→ PROBLEM TO WORK ON
In the records below, count every line where the string "JSON" appears, and reply with the count only.
+ + + + + + +
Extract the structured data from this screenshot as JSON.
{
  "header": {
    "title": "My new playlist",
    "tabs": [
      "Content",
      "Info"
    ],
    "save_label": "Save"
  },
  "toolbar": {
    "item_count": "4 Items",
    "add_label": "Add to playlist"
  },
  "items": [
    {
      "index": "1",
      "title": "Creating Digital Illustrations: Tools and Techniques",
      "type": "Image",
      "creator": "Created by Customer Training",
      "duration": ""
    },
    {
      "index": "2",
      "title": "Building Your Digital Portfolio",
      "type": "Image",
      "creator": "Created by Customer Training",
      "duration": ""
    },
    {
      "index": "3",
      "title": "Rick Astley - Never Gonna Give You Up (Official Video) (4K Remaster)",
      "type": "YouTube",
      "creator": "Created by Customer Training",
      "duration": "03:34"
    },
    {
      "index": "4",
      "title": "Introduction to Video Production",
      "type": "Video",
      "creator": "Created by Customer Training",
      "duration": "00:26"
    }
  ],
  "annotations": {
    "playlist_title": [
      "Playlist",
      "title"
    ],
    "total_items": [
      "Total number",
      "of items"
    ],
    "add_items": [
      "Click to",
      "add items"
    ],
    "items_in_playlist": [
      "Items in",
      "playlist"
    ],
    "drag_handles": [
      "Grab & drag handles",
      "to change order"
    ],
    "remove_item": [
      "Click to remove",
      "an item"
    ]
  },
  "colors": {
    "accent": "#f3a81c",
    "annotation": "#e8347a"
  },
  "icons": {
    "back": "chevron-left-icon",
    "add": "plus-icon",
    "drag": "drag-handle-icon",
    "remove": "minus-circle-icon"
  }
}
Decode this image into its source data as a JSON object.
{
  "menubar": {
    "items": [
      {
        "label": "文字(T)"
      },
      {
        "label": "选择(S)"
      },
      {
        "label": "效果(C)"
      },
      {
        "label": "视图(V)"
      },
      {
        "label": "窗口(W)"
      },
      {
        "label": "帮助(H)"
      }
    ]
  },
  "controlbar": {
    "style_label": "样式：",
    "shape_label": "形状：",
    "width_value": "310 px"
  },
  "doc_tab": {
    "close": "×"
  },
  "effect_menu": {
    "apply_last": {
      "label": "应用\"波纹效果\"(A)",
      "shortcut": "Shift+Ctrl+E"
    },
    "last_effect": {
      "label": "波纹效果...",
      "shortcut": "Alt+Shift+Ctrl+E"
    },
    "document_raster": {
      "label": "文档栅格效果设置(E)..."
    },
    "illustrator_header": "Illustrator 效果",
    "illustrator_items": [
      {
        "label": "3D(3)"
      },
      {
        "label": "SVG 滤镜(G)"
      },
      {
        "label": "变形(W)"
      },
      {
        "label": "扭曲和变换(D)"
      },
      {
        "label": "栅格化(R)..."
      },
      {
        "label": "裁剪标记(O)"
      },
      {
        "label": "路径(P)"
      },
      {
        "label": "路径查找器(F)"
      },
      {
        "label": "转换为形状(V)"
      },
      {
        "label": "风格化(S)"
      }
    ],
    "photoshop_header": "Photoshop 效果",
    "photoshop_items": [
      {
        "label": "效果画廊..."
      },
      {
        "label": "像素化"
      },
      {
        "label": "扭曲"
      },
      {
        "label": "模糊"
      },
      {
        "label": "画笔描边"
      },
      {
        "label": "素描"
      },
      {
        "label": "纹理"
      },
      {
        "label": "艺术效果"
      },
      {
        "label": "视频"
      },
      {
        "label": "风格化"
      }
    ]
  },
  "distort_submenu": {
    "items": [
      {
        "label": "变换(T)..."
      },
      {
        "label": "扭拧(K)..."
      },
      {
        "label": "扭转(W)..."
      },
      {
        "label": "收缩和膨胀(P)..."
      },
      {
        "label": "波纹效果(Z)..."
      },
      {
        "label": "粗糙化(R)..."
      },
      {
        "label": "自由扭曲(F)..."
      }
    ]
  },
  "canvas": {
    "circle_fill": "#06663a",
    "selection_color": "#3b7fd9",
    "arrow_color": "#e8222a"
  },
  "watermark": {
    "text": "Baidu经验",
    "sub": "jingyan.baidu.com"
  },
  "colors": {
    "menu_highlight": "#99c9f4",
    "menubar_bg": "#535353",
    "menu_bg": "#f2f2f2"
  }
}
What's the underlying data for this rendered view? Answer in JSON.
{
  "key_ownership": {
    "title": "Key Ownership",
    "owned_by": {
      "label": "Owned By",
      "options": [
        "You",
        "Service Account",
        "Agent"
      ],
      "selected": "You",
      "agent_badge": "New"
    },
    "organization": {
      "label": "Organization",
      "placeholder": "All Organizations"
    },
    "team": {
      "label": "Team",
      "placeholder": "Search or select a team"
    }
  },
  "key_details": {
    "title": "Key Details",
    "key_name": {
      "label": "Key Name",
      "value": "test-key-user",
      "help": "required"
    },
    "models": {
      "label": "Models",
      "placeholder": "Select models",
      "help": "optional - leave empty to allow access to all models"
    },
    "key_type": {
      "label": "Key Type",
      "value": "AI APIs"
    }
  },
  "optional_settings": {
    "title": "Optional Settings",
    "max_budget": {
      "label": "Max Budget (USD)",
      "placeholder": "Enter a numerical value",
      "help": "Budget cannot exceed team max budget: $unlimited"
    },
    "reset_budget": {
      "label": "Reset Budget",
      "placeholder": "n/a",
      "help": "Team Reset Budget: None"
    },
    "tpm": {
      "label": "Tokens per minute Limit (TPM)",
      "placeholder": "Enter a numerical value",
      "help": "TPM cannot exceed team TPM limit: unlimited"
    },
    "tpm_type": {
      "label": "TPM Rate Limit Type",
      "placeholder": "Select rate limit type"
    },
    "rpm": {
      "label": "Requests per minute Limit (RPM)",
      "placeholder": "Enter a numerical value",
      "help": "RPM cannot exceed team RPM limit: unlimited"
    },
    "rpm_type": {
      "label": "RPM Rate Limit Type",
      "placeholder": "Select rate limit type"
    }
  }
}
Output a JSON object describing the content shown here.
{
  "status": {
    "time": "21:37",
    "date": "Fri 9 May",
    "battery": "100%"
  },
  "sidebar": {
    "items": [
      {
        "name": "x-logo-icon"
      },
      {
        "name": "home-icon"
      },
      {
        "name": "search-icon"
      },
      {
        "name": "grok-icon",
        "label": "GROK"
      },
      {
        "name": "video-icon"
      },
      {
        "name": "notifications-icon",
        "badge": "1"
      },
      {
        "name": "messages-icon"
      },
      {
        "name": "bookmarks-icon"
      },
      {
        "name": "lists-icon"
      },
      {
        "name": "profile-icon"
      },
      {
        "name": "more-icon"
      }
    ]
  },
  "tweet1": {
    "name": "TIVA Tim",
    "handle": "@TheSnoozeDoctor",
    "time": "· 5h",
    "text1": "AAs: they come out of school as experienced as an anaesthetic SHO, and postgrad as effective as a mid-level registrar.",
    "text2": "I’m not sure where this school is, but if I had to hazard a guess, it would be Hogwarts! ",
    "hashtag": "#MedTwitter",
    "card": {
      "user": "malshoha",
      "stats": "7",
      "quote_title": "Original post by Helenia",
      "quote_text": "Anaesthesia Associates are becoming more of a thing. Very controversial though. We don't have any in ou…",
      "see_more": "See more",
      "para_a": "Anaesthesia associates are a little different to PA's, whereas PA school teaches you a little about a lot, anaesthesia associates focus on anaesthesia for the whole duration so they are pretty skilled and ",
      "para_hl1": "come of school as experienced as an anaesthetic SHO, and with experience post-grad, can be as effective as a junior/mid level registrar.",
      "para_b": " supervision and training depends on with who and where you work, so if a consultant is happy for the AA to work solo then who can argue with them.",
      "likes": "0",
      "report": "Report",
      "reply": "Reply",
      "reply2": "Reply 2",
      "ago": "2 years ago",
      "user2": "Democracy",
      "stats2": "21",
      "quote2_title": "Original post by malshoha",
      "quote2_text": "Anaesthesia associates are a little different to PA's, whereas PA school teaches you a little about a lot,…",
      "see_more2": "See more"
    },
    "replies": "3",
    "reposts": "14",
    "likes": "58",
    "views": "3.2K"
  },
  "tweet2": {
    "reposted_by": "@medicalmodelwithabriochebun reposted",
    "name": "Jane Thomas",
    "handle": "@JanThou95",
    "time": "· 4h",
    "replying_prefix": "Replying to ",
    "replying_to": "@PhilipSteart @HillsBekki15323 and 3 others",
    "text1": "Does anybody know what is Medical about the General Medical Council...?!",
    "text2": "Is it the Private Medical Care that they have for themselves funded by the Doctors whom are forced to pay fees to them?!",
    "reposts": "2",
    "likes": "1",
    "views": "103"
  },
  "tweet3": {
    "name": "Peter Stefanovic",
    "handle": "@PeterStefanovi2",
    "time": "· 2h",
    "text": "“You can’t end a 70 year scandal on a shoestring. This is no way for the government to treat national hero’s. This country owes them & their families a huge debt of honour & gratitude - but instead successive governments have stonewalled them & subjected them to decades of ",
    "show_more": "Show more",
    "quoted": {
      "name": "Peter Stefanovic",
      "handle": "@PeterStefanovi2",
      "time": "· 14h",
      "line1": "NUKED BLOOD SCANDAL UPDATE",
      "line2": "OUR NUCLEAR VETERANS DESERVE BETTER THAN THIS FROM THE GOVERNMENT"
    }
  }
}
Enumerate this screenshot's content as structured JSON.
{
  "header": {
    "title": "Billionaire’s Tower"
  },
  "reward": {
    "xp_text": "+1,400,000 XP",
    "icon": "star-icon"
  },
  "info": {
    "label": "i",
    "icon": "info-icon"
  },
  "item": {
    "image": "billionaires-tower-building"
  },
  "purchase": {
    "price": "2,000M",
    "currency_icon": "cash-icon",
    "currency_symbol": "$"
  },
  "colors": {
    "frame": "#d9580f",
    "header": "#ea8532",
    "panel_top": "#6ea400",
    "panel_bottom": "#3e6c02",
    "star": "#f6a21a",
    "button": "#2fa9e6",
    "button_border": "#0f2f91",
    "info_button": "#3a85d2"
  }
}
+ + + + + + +
→ OUTPUT FOR THIS TASK
5